For example, Gomes de Mesquita explains that in Taiwan, mothers constantly draw their children’s attention to shameful events or what the child has done wrong.
“From an American’s point of view, this may seem cruel, but it’s actually not,” she explains. “What these mothers are trying to do is teach their children the right way to be a person – a person who knows their place, who doesn’t embarrass their parents, who will behave according to his modest role in the hierarchy.”
Jonathan Bastian speaks with Gomes de Mesquita about his book and how his own upbringing influenced his research. Born and raised in the Netherlands by Jewish Holocaust survivor parents, she was always aware of a trauma her parents experienced that she did not fully understand.
“My parents had a lot of emotions that maybe I didn’t always understand,” says Gomes de Mesquita. “We were a happy middle-class family, but there was anxiety and depression.
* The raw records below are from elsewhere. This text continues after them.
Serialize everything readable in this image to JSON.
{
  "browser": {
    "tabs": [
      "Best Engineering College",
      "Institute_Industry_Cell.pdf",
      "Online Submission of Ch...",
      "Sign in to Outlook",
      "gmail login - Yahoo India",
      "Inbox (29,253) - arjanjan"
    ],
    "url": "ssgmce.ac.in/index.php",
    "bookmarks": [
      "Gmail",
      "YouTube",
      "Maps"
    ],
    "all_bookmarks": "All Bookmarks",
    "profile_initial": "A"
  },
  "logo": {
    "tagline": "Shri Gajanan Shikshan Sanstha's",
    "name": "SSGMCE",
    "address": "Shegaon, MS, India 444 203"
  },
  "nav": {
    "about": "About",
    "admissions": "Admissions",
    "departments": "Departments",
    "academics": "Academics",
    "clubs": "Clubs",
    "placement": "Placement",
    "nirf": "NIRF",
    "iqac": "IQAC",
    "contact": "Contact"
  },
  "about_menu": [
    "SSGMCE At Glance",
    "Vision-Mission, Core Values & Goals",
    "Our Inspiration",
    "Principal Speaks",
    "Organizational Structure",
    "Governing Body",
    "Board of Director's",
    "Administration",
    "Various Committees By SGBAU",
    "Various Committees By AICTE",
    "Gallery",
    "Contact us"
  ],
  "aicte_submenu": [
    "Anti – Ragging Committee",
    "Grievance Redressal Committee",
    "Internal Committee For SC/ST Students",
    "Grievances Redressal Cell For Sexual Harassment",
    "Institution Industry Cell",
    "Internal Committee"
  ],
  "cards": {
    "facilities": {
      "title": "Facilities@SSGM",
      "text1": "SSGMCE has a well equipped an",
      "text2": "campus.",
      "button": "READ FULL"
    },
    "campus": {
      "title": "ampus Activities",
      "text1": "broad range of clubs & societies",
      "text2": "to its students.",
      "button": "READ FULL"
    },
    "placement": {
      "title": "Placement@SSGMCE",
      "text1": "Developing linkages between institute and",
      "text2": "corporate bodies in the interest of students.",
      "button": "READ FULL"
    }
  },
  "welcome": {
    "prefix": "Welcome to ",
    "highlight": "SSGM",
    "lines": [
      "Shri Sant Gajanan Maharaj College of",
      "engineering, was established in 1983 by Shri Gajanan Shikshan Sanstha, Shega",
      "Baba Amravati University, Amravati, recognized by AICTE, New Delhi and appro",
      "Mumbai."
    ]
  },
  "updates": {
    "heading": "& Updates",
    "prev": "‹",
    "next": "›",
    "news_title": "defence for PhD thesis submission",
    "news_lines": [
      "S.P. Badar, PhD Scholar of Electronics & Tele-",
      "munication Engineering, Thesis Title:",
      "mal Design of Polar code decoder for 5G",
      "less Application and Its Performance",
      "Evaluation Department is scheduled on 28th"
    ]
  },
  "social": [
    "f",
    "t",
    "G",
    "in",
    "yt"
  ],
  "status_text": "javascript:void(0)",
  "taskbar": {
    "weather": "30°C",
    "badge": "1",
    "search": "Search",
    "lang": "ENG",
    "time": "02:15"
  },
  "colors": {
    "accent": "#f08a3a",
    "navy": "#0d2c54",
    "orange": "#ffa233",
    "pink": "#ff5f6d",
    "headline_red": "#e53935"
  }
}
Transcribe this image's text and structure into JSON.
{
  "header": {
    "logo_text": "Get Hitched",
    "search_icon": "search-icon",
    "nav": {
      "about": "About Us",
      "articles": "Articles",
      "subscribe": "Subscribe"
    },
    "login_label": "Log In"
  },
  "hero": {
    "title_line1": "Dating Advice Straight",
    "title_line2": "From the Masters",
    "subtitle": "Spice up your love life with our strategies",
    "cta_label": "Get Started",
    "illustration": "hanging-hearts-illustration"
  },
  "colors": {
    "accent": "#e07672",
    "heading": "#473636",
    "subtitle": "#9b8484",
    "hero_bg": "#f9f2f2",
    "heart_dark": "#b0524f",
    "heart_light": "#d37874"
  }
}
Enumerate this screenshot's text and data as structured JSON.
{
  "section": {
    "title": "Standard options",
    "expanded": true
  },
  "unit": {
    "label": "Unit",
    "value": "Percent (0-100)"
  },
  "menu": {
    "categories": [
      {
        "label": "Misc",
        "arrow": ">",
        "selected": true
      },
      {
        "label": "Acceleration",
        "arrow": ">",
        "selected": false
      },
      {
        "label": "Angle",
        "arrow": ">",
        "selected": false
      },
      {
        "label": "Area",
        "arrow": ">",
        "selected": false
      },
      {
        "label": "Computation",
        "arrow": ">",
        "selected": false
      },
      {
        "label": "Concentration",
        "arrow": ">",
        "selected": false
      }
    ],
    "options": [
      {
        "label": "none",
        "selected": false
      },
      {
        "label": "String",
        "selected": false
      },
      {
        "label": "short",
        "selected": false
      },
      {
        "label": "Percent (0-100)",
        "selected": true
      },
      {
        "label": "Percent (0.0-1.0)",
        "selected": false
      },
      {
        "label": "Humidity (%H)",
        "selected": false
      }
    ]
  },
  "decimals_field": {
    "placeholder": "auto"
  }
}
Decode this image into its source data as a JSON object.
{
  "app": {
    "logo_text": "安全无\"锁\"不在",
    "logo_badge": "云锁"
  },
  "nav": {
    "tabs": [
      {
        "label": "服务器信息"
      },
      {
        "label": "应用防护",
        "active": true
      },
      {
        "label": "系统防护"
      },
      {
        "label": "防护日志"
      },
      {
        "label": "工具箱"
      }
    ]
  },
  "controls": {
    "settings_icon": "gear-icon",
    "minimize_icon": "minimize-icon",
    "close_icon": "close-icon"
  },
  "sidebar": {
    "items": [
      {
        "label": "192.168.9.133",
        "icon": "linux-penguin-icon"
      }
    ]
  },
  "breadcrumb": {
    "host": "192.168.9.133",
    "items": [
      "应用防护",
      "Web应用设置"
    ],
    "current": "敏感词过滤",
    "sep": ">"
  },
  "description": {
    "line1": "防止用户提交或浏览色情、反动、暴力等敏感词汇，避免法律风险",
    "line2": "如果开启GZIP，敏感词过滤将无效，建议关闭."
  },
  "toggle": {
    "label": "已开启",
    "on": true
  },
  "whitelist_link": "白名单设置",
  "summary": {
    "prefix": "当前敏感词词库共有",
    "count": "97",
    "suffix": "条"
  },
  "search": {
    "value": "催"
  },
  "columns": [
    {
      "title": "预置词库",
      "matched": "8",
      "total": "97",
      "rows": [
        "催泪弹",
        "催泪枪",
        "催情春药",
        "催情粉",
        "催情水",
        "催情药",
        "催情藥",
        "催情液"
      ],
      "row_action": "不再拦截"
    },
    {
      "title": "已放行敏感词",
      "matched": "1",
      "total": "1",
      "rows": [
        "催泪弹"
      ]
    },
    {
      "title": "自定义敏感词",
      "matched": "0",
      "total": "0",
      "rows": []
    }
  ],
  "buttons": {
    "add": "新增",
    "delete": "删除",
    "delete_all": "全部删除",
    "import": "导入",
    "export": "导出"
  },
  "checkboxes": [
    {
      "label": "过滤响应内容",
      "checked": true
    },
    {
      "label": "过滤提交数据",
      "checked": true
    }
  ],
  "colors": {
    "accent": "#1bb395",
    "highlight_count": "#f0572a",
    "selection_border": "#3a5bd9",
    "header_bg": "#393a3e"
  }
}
Few middle-class families have them, but they were outbursts that I really couldn’t fathom. My childhood aspiration was to become a psychiatrist or psychologist who researches these deep emotions and then corrects them.
Mesquita argues that emotions are created when we live our lives together and when we look at relationships, whether at work, school, or home, we see how these emotions are created, understood, and can change a situation. and U.S.